3

‘Sanus igitur non est, quinulla spe majore proposita, iis bonis quibus cæteri utuntur in vita, labores et cruciatus et miserias antepona. . . . . Non aliter his bonis praæsentibus abstinendum est quam si sint aliqua majora, propter quæ tanti sit et voluptates omittere et mala omnia sustinere’—Lactantius, Div. Inst. vi. 9. Macaulay, in some youthful essays against the Utilitarian theory (which he characteristically described as ‘Not much more laughable than phrenology, and immeasurably more humane than cock-fighting’), maintains the theological form of selfishness in very strong terms. ‘What proposition is there respecting human nature which is absolutely and universally true? We know of only one, and that is not only true but identical, that men always act from self-interest.’—Review of Mill's Essay on Government. ‘Of this we may be sure, that the words “greatest happiness” will never in any man's mouth mean more than the greatest happiness of others, which is consistent with what he thinks his own. . . . This direction (Do as you would be done by) would be utterly unmeaning, as it actually is in Mr. Bentham's philosophy, unless it were accompanied by a sanction. In the Christian scheme accordingly it is accompanied by a sanction of immense force. To a man whose greatest happiness in this world is inconsistent with the greatest happiness of the greatest number, is held out the prospect of an infinite happiness hereafter, from which he excludes himself by wronging his fellow-creatures here.’— Answer to the Westminster Review's Defence of Mill.

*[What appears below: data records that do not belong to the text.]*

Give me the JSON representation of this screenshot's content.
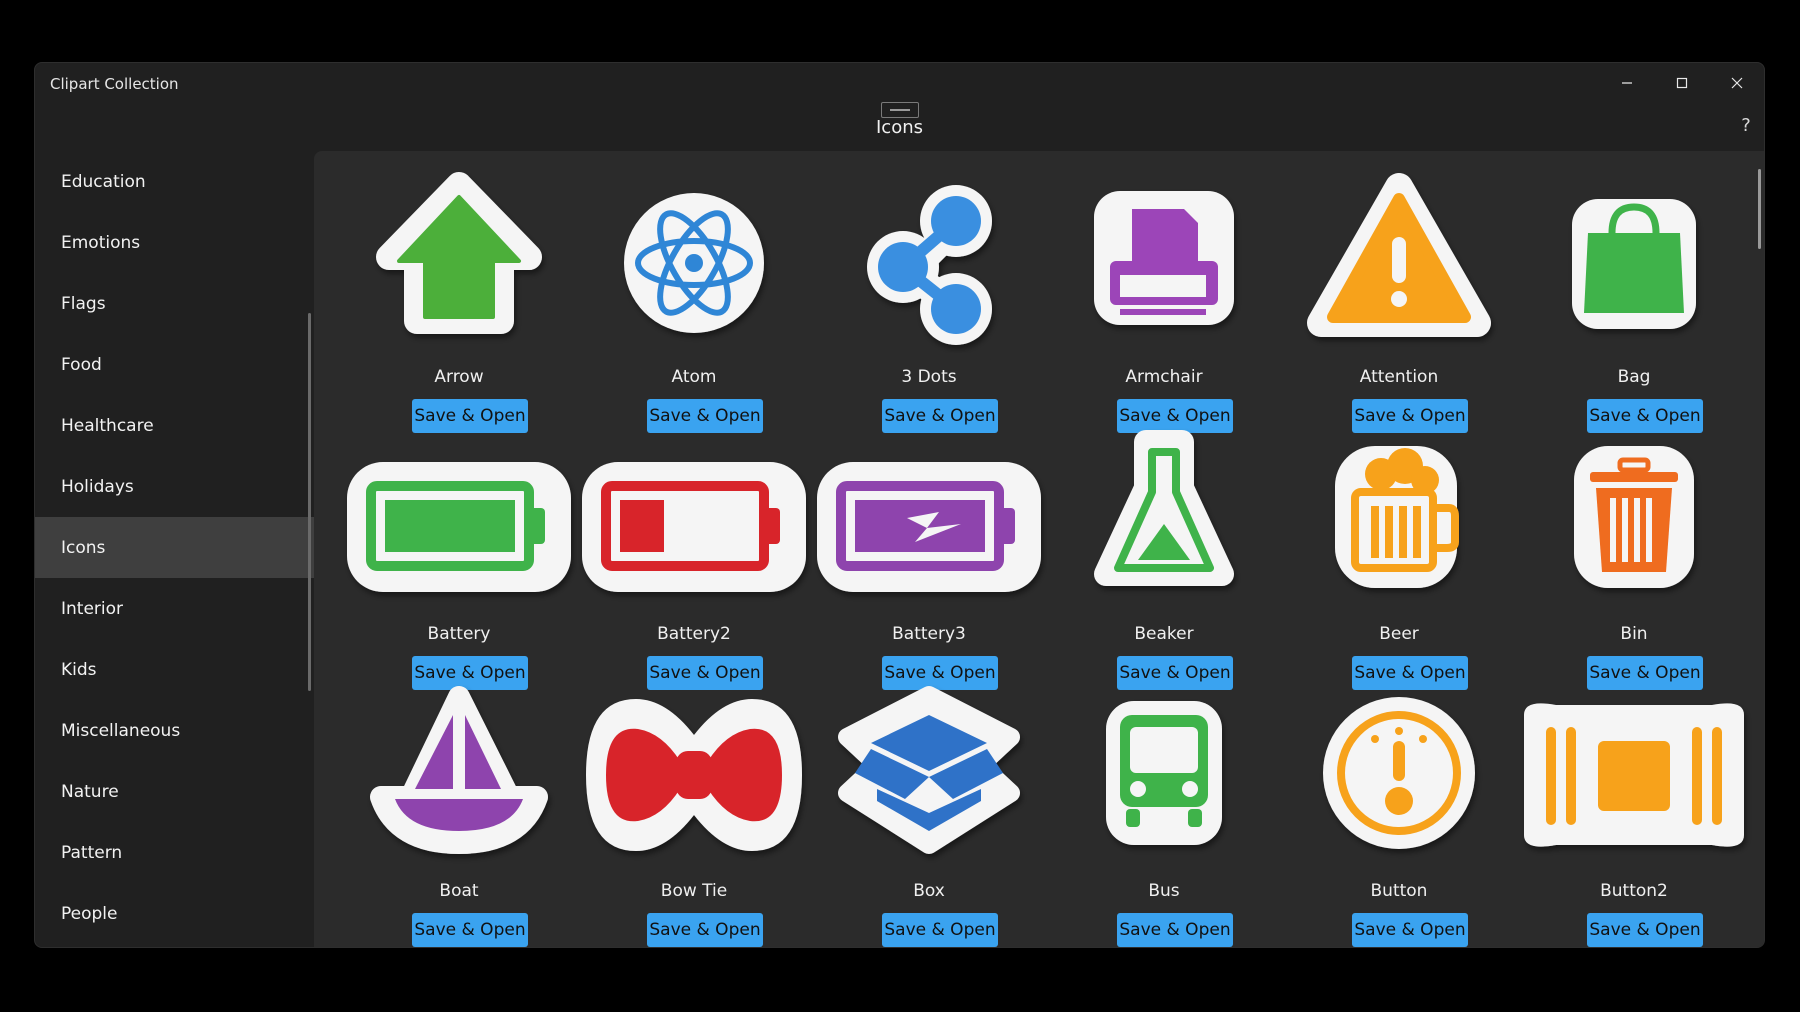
{
  "window": {
    "app_title": "Clipart Collection",
    "page_title": "Icons",
    "help_label": "?",
    "controls": {
      "minimize": "minimize-icon",
      "maximize": "maximize-icon",
      "close": "close-icon"
    }
  },
  "sidebar": {
    "items": [
      {
        "label": "Education",
        "active": false
      },
      {
        "label": "Emotions",
        "active": false
      },
      {
        "label": "Flags",
        "active": false
      },
      {
        "label": "Food",
        "active": false
      },
      {
        "label": "Healthcare",
        "active": false
      },
      {
        "label": "Holidays",
        "active": false
      },
      {
        "label": "Icons",
        "active": true
      },
      {
        "label": "Interior",
        "active": false
      },
      {
        "label": "Kids",
        "active": false
      },
      {
        "label": "Miscellaneous",
        "active": false
      },
      {
        "label": "Nature",
        "active": false
      },
      {
        "label": "Pattern",
        "active": false
      },
      {
        "label": "People",
        "active": false
      }
    ]
  },
  "tiles": {
    "button_label": "Save & Open",
    "items": [
      {
        "label": "Arrow",
        "icon": "arrow-icon",
        "color": "#4caf3a"
      },
      {
        "label": "Atom",
        "icon": "atom-icon",
        "color": "#2f86d6"
      },
      {
        "label": "3 Dots",
        "icon": "share-icon",
        "color": "#3a8fe0"
      },
      {
        "label": "Armchair",
        "icon": "armchair-icon",
        "color": "#9c45b8"
      },
      {
        "label": "Attention",
        "icon": "warning-icon",
        "color": "#f7a21b"
      },
      {
        "label": "Bag",
        "icon": "bag-icon",
        "color": "#3fb34a"
      },
      {
        "label": "Battery",
        "icon": "battery-icon",
        "color": "#3fb34a"
      },
      {
        "label": "Battery2",
        "icon": "battery-low-icon",
        "color": "#d8242a"
      },
      {
        "label": "Battery3",
        "icon": "battery-charging-icon",
        "color": "#8e44ad"
      },
      {
        "label": "Beaker",
        "icon": "beaker-icon",
        "color": "#3fb34a"
      },
      {
        "label": "Beer",
        "icon": "beer-icon",
        "color": "#f7a21b"
      },
      {
        "label": "Bin",
        "icon": "bin-icon",
        "color": "#ef6c1f"
      },
      {
        "label": "Boat",
        "icon": "boat-icon",
        "color": "#8e44ad"
      },
      {
        "label": "Bow Tie",
        "icon": "bow-tie-icon",
        "color": "#d8242a"
      },
      {
        "label": "Box",
        "icon": "box-icon",
        "color": "#2f72c8"
      },
      {
        "label": "Bus",
        "icon": "bus-icon",
        "color": "#3fb34a"
      },
      {
        "label": "Button",
        "icon": "dial-icon",
        "color": "#f7a21b"
      },
      {
        "label": "Button2",
        "icon": "button-bar-icon",
        "color": "#f7a21b"
      }
    ]
  }
}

1

‘All virtue and piety are thus resolvable into a principle of self-love. It is what Scripture itself resolves them into by founding them upon faith in God's promises, and hope in things unseen. In this way it may be rightly said that there is no such thing as disinterested virtue. It is with reference to ourselves and for our own sakes that we love even God Himself.’—Waterland, Third Sermon on Self-love. ‘To risk the happiness of the whole duration of our being in any case whatever, were it possible, would be foolish.'- - Robert Hall's Sermon on Modern Infidelity. ‘In the moral system the means are virtuous practice; the end, happiness.’—Warburton's Divine Legation, book ii. Appendix.

2

‘There is always understood to be a difference between an act of prudence and an act of duty. Thus, if I distrusted a man who owed me a sum of money, I should reckon it an act of prudence to get another person bound with him; but I should hardly call it an act of duty. . . . Now in what, you will ask, does the difference consist, inasmuch as, according to our account of the matter, both in the one case and the other, in acts of duty as well as acts of prudence, we consider solely what we our selves shall gain or lose by the act? The difference, and the only difference, is this: that in the one case we consider what we shall gain or lose in the present world; in the other case, we consider also what we shall gain or lose in the world to come.’—Paley's Moral Philoscphy, ii. 3.

2

‘If a Christian, who has the view of happiness and misery in another life, be asked why a man must keep his word, he will give this as a reason, because God, who has the power of eternal life and death, requires it of us. But if an Hobbist be asked why, he will answer, because the public requires it, and the Leviathan will punish you if you do not. And if one of the old heathen philosophers had been asked, he would have answered, because it was dishonest, below the dignity of man, and opposite to virtue, the highest perfection of human nature, to do otherwise.’ —Locke's Essay, 1. 3.

3

Thus Paley remarks that— ‘The Christian religion hath not ascertained the precise quantity of virtue necessary to salvation,’ and he then proceeds to urge the probability of graduated scales of rewards and punishments. (Moral Philosophy, book i. ch. vii.)

1

‘Hence we may see the weakness and mistake of those falsely religious. . . who are scandalised at our being determined to the pursuit of virtue through any degree of regard to its happy consequences in this life. . . . For it is evident that the religious motive is precisely of the same kind, only stronger, as the happiness expected is greater and more lasting.